**ENTRIES SHOWN:**
==================================================
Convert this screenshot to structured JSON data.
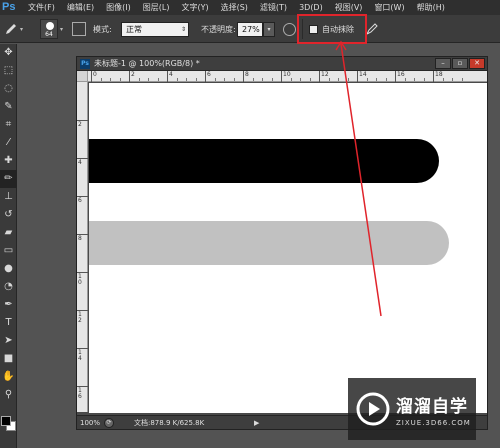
{
  "app": {
    "logo": "Ps"
  },
  "menu": [
    "文件(F)",
    "编辑(E)",
    "图像(I)",
    "图层(L)",
    "文字(Y)",
    "选择(S)",
    "滤镜(T)",
    "3D(D)",
    "视图(V)",
    "窗口(W)",
    "帮助(H)"
  ],
  "options": {
    "brush_size": "64",
    "mode_label": "模式:",
    "mode_value": "正常",
    "opacity_label": "不透明度:",
    "opacity_value": "27%",
    "auto_erase_label": "自动抹除",
    "auto_erase_checked": false
  },
  "tools": [
    "move-tool",
    "marquee-tool",
    "lasso-tool",
    "quick-select-tool",
    "crop-tool",
    "eyedropper-tool",
    "healing-tool",
    "pencil-tool",
    "clone-stamp-tool",
    "history-brush-tool",
    "eraser-tool",
    "gradient-tool",
    "blur-tool",
    "dodge-tool",
    "pen-tool",
    "type-tool",
    "path-select-tool",
    "rectangle-tool",
    "hand-tool",
    "zoom-tool"
  ],
  "document": {
    "title": "未标题-1 @ 100%(RGB/8) *",
    "zoom": "100%",
    "doc_info": "文档:878.9 K/625.8K",
    "ruler_top": [
      "0",
      "2",
      "4",
      "6",
      "8",
      "10",
      "12",
      "14",
      "16",
      "18"
    ],
    "ruler_left": [
      "2",
      "4",
      "6",
      "8",
      "10",
      "12",
      "14",
      "16"
    ]
  },
  "strokes": [
    {
      "name": "black-stroke",
      "color": "#000000"
    },
    {
      "name": "gray-stroke",
      "color": "#c1c1c1"
    }
  ],
  "annotation": {
    "color": "#e0242b"
  },
  "watermark": {
    "brand": "溜溜自学",
    "url": "ZIXUE.3D66.COM"
  }
}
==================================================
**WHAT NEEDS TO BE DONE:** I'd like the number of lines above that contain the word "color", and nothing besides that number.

**PROBLEM SOLUTION:** 3